Study material —
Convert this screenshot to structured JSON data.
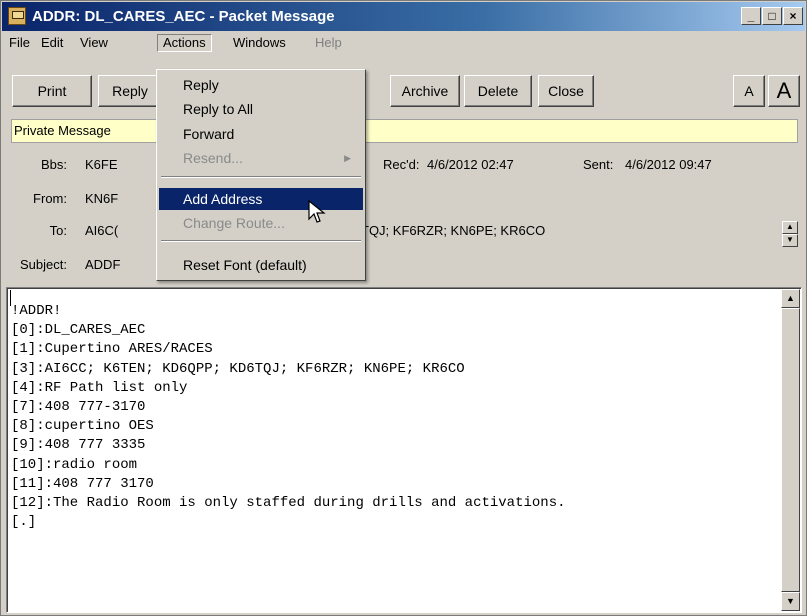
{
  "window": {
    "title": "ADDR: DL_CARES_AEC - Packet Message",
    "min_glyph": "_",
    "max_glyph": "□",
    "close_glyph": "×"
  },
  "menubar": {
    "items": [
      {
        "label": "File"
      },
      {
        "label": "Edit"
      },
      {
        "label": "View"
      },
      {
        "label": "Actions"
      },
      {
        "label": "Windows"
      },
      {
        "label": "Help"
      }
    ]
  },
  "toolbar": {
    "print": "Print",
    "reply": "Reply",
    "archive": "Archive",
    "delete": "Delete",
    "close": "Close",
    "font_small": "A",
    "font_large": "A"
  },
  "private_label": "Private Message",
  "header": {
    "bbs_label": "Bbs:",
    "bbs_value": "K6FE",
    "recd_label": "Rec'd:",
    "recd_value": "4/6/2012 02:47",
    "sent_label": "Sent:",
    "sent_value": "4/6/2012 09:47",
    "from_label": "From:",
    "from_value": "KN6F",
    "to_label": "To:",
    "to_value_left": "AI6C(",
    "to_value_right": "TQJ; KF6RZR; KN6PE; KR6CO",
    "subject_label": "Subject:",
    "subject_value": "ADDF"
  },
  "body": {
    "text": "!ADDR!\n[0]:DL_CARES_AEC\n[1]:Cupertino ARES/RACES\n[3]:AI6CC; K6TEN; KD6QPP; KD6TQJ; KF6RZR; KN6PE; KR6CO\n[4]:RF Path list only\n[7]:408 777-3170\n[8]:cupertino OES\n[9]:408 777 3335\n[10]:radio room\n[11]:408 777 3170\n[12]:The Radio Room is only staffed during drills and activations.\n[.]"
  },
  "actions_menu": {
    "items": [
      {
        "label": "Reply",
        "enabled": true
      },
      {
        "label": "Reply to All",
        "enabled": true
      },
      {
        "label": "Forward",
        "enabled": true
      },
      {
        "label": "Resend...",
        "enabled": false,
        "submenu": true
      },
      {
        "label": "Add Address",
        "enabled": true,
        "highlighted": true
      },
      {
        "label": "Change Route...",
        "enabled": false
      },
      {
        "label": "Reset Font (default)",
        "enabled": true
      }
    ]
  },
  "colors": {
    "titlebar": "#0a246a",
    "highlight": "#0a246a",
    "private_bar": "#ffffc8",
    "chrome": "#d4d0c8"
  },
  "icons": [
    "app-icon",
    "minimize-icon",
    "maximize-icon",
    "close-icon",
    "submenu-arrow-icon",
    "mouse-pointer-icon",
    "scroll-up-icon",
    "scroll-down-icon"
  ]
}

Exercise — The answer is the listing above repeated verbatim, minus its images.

Task result —
Convert this screenshot to structured JSON data.
{
  "window": {
    "title": "ADDR: DL_CARES_AEC - Packet Message",
    "min_glyph": "_",
    "max_glyph": "□",
    "close_glyph": "×"
  },
  "menubar": {
    "items": [
      {
        "label": "File"
      },
      {
        "label": "Edit"
      },
      {
        "label": "View"
      },
      {
        "label": "Actions"
      },
      {
        "label": "Windows"
      },
      {
        "label": "Help"
      }
    ]
  },
  "toolbar": {
    "print": "Print",
    "reply": "Reply",
    "archive": "Archive",
    "delete": "Delete",
    "close": "Close",
    "font_small": "A",
    "font_large": "A"
  },
  "private_label": "Private Message",
  "header": {
    "bbs_label": "Bbs:",
    "bbs_value": "K6FE",
    "recd_label": "Rec'd:",
    "recd_value": "4/6/2012 02:47",
    "sent_label": "Sent:",
    "sent_value": "4/6/2012 09:47",
    "from_label": "From:",
    "from_value": "KN6F",
    "to_label": "To:",
    "to_value_left": "AI6C(",
    "to_value_right": "TQJ; KF6RZR; KN6PE; KR6CO",
    "subject_label": "Subject:",
    "subject_value": "ADDF"
  },
  "body": {
    "text": "!ADDR!\n[0]:DL_CARES_AEC\n[1]:Cupertino ARES/RACES\n[3]:AI6CC; K6TEN; KD6QPP; KD6TQJ; KF6RZR; KN6PE; KR6CO\n[4]:RF Path list only\n[7]:408 777-3170\n[8]:cupertino OES\n[9]:408 777 3335\n[10]:radio room\n[11]:408 777 3170\n[12]:The Radio Room is only staffed during drills and activations.\n[.]"
  },
  "actions_menu": {
    "items": [
      {
        "label": "Reply",
        "enabled": true
      },
      {
        "label": "Reply to All",
        "enabled": true
      },
      {
        "label": "Forward",
        "enabled": true
      },
      {
        "label": "Resend...",
        "enabled": false,
        "submenu": true
      },
      {
        "label": "Add Address",
        "enabled": true,
        "highlighted": true
      },
      {
        "label": "Change Route...",
        "enabled": false
      },
      {
        "label": "Reset Font (default)",
        "enabled": true
      }
    ]
  },
  "colors": {
    "titlebar": "#0a246a",
    "highlight": "#0a246a",
    "private_bar": "#ffffc8",
    "chrome": "#d4d0c8"
  },
  "icons": [
    "app-icon",
    "minimize-icon",
    "maximize-icon",
    "close-icon",
    "submenu-arrow-icon",
    "mouse-pointer-icon",
    "scroll-up-icon",
    "scroll-down-icon"
  ]
}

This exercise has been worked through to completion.